» The task
Search the records for the string "caption" and copy every line where it turns up.
********
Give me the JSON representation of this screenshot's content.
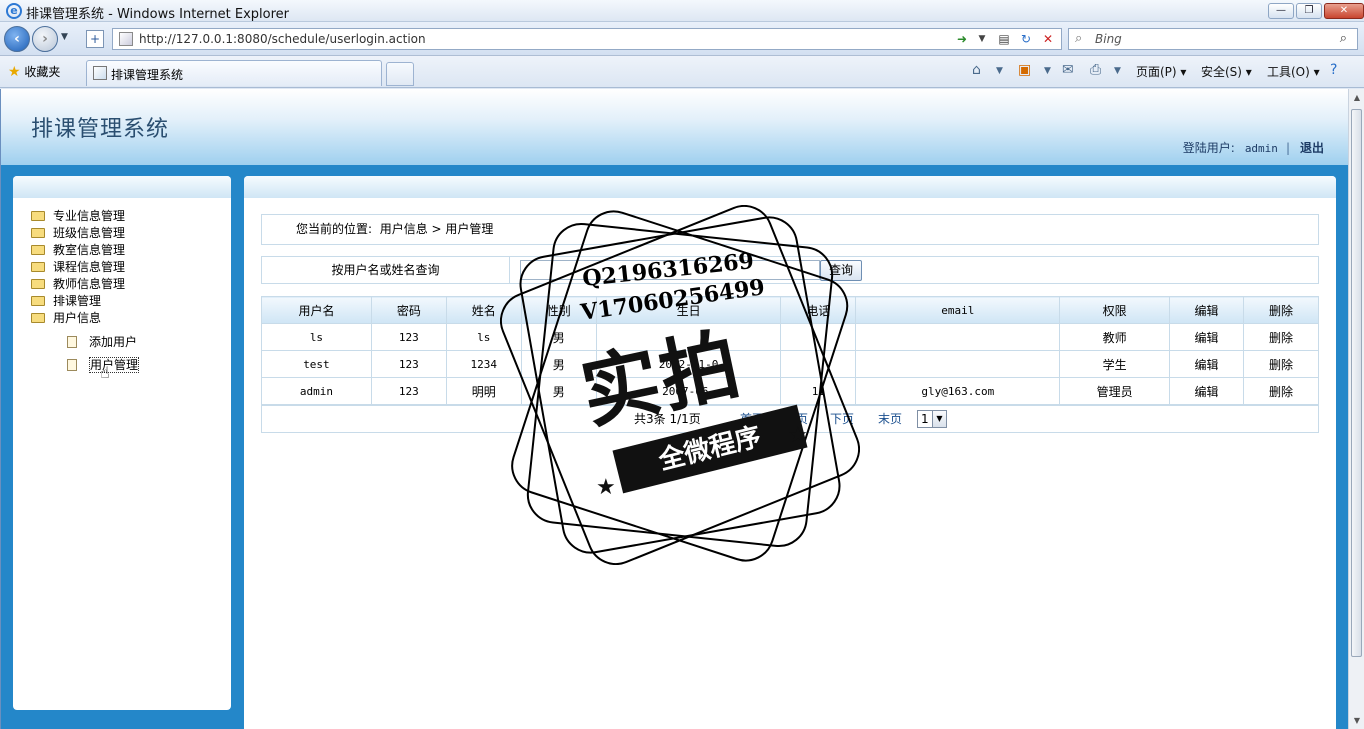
{
  "browser": {
    "window_title": "排课管理系统 - Windows Internet Explorer",
    "url": "http://127.0.0.1:8080/schedule/userlogin.action",
    "search_placeholder": "Bing",
    "favorites": "收藏夹",
    "tab_title": "排课管理系统",
    "menu_page": "页面(P)",
    "menu_safety": "安全(S)",
    "menu_tools": "工具(O)"
  },
  "app": {
    "title": "排课管理系统",
    "login_label": "登陆用户:",
    "login_user": "admin",
    "separator": "|",
    "logout": "退出"
  },
  "sidebar": {
    "items": [
      {
        "label": "专业信息管理"
      },
      {
        "label": "班级信息管理"
      },
      {
        "label": "教室信息管理"
      },
      {
        "label": "课程信息管理"
      },
      {
        "label": "教师信息管理"
      },
      {
        "label": "排课管理"
      },
      {
        "label": "用户信息"
      }
    ],
    "sub_items": [
      {
        "label": "添加用户"
      },
      {
        "label": "用户管理"
      }
    ]
  },
  "main": {
    "breadcrumb_prefix": "您当前的位置:",
    "breadcrumb_path": "用户信息 > 用户管理",
    "search_label": "按用户名或姓名查询",
    "search_value": "",
    "search_button": "查询",
    "columns": [
      "用户名",
      "密码",
      "姓名",
      "性别",
      "生日",
      "电话",
      "email",
      "权限",
      "编辑",
      "删除"
    ],
    "rows": [
      [
        "ls",
        "123",
        "ls",
        "男",
        "",
        "",
        "",
        "教师",
        "编辑",
        "删除"
      ],
      [
        "test",
        "123",
        "1234",
        "男",
        "2002-01-0",
        "",
        "",
        "学生",
        "编辑",
        "删除"
      ],
      [
        "admin",
        "123",
        "明明",
        "男",
        "2007-06-",
        "11",
        "gly@163.com",
        "管理员",
        "编辑",
        "删除"
      ]
    ],
    "pager": {
      "info": "共3条 1/1页",
      "first": "首页",
      "prev": "上页",
      "next": "下页",
      "last": "末页",
      "page_select": "1"
    }
  },
  "watermark": {
    "line1": "Q2196316269",
    "line2": "V17060256499",
    "big": "实拍",
    "ribbon": "全微程序"
  }
}
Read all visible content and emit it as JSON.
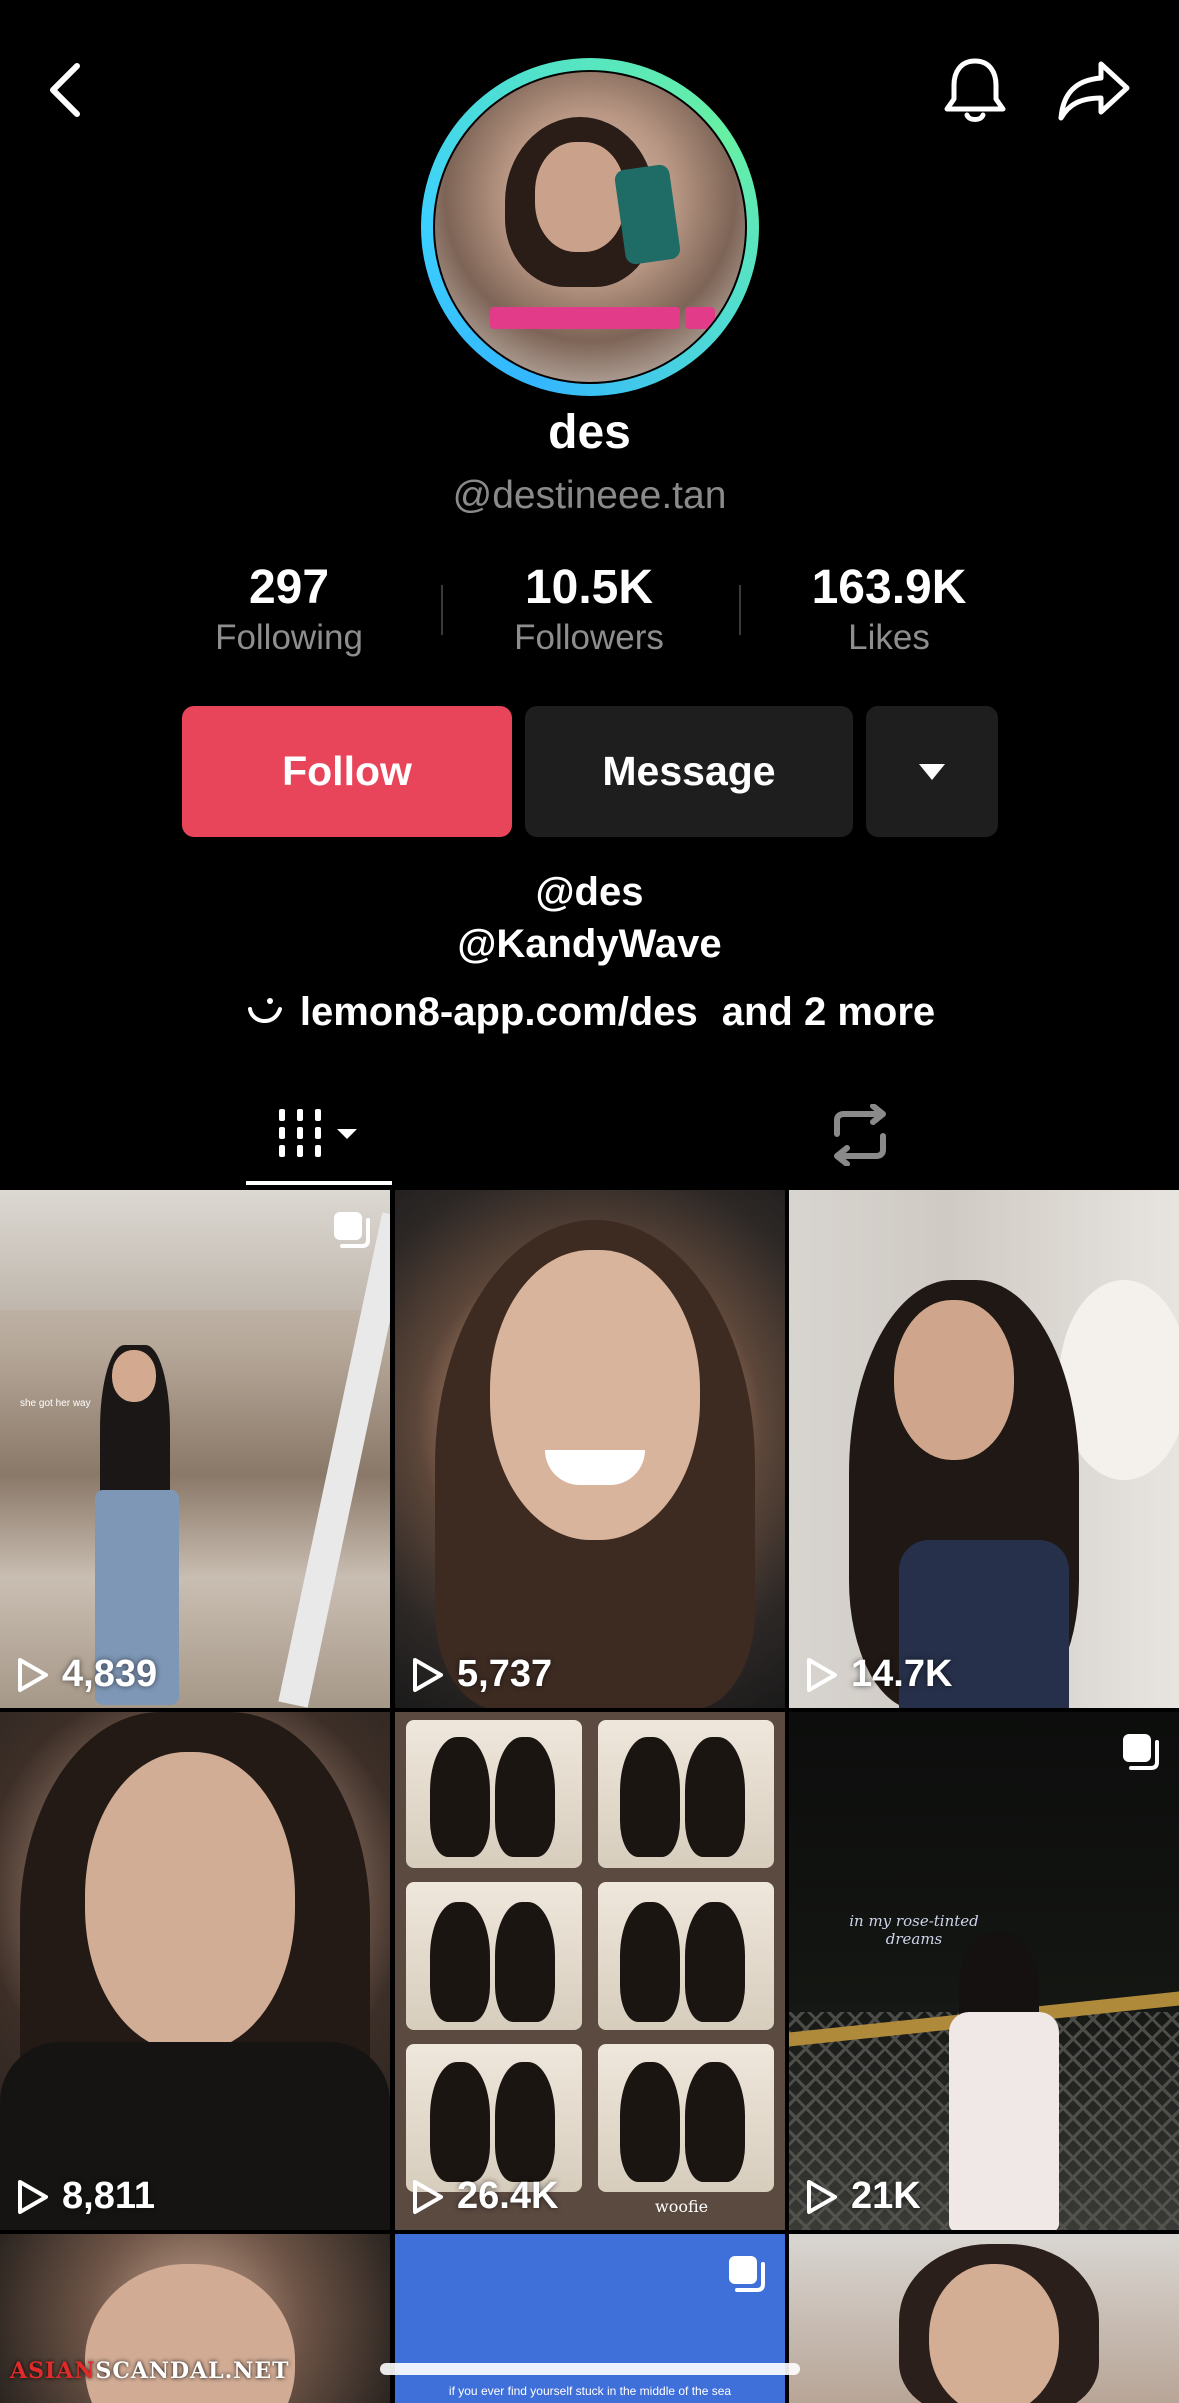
{
  "profile": {
    "display_name": "des",
    "username": "@destineee.tan"
  },
  "stats": [
    {
      "value": "297",
      "label": "Following"
    },
    {
      "value": "10.5K",
      "label": "Followers"
    },
    {
      "value": "163.9K",
      "label": "Likes"
    }
  ],
  "actions": {
    "follow_label": "Follow",
    "message_label": "Message"
  },
  "bio": {
    "line1": "@des",
    "line2": "@KandyWave",
    "link": "lemon8-app.com/des",
    "link_more": "and 2 more"
  },
  "icons": {
    "back": "chevron-left-icon",
    "bell": "bell-icon",
    "share": "share-arrow-icon",
    "more": "caret-down-icon",
    "videos_tab": "grid-icon",
    "reposts_tab": "repost-icon",
    "link": "lemon8-smile-icon",
    "play": "play-icon",
    "multi": "multi-photo-icon"
  },
  "videos": [
    {
      "views": "4,839",
      "multi": true,
      "caption": "she got her way"
    },
    {
      "views": "5,737",
      "multi": false
    },
    {
      "views": "14.7K",
      "multi": false
    },
    {
      "views": "8,811",
      "multi": false
    },
    {
      "views": "26.4K",
      "multi": false,
      "caption": "woofie"
    },
    {
      "views": "21K",
      "multi": true,
      "caption": "in my rose-tinted dreams"
    },
    {
      "views": "",
      "multi": false
    },
    {
      "views": "",
      "multi": true,
      "caption": "if you ever find yourself stuck in the middle of the sea"
    },
    {
      "views": "",
      "multi": false
    }
  ],
  "watermark": {
    "part1": "ASIAN",
    "part2": "SCANDAL",
    "part3": ".NET"
  },
  "colors": {
    "follow": "#e8455a",
    "secondary_button": "#1e1e1e",
    "muted_text": "#8a8a8a"
  }
}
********
» Exercise result
      "caption": "she got her way"
      "caption": "woofie"
      "caption": "in my rose-tinted dreams"
      "caption": "if you ever find yourself stuck in the middle of the sea"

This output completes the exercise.